KHOBAR, (Reuters) – Foreign engineering firms have submitted bids to design Saudi Aramco’s Jizan crude oil refinery, industry sources said on Tuesday.
Companies had asked the state oil firm for more time but the due date for the front-end engineering and design (FEED) and project management services (PMS) closed on Dec. 25 as set by Aramco, sources said.
The refinery is designed to process 400,000 barrels per day (bpd) of crude and is part of Saudi Arabia’s plans to boost domestic refining capacity from the current level of 2.1 million bpd.
Seven international engineering firms submitted their proposals, of which 5 were U.S. companies: KBR, Foster Wheeler, Mustang Engineering, Fluor and Jacobs Engineering.
France’s Technip and Australia’s WorleyParsons have also participated in the bidding process.
Saudi Arabia had hoped the refinery would be built and owned entirely by the private sector, a first in the world’s top oil exporter.
Last year, the government handed over the delayed project to Aramco.

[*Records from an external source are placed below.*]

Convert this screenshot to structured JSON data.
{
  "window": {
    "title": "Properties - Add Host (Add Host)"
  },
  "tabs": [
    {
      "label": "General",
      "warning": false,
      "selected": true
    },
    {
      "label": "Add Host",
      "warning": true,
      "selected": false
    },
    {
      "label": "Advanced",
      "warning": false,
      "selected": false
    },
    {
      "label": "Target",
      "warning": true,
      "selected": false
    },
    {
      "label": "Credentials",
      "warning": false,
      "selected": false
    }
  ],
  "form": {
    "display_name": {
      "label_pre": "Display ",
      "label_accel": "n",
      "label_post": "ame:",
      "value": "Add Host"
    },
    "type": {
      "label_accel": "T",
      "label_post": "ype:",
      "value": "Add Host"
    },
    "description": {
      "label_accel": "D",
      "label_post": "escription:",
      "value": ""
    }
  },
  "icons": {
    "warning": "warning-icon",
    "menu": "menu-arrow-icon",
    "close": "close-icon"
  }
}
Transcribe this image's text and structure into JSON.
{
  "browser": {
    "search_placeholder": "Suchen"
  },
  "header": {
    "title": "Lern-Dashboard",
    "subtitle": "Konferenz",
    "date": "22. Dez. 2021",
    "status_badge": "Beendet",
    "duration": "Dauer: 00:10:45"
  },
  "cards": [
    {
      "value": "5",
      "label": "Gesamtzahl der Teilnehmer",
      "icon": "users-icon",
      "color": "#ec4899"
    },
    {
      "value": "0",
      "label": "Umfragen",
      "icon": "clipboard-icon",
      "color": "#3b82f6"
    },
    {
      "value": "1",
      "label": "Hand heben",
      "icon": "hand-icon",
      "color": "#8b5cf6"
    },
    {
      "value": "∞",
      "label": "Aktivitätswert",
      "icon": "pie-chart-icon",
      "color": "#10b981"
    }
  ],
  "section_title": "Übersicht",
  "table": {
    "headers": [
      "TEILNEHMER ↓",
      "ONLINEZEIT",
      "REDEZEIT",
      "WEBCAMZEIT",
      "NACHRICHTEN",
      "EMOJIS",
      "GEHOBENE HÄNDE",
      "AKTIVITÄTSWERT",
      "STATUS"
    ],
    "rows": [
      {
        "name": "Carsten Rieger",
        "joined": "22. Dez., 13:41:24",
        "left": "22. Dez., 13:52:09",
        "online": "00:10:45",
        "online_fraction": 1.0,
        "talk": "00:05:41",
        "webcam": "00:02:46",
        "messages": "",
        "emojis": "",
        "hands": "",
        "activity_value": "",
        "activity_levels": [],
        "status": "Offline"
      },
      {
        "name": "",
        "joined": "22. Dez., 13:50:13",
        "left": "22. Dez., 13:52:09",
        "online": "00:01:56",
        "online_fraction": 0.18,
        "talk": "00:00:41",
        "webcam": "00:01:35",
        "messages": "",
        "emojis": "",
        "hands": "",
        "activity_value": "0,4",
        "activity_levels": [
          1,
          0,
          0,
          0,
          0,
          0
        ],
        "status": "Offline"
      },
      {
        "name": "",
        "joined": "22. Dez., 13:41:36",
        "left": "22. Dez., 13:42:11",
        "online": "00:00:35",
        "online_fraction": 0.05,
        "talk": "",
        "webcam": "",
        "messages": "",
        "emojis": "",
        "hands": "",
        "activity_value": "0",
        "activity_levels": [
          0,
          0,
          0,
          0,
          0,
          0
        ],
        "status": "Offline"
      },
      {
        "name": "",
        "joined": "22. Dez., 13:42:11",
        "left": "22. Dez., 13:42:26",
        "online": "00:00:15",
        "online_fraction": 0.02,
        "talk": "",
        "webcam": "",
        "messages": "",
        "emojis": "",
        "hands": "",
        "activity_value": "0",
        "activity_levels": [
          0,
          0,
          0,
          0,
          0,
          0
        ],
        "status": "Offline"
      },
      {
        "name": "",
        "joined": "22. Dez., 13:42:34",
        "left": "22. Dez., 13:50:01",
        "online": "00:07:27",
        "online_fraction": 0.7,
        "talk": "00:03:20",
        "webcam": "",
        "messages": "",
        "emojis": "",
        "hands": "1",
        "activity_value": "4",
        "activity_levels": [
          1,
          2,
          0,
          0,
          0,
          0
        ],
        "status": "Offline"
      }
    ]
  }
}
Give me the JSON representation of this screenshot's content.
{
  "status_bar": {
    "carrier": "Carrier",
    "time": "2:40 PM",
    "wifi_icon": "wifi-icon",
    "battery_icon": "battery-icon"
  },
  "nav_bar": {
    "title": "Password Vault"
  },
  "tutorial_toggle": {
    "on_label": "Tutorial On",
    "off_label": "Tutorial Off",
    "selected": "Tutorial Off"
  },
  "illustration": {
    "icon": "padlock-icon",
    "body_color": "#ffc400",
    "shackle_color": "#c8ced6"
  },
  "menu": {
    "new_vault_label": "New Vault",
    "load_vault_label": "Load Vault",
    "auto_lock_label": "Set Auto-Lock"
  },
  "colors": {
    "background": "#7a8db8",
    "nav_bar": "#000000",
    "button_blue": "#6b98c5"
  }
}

The refinery is to be built in Jizan, far from the kingdom’s producing oilfields, as part of a wider development plan to revive the impoverished southern region.
The plant is to produce around 75,000 bpd of gasoline, 100,000-160,000 bpd of ultra-low-sulphur diesel and 160,000-220,000 bpd of fuel oil depending on the crude mix processed.
It would be integrated with a power and water facility. A marine terminal would also be built and is expected to be completed by 2016.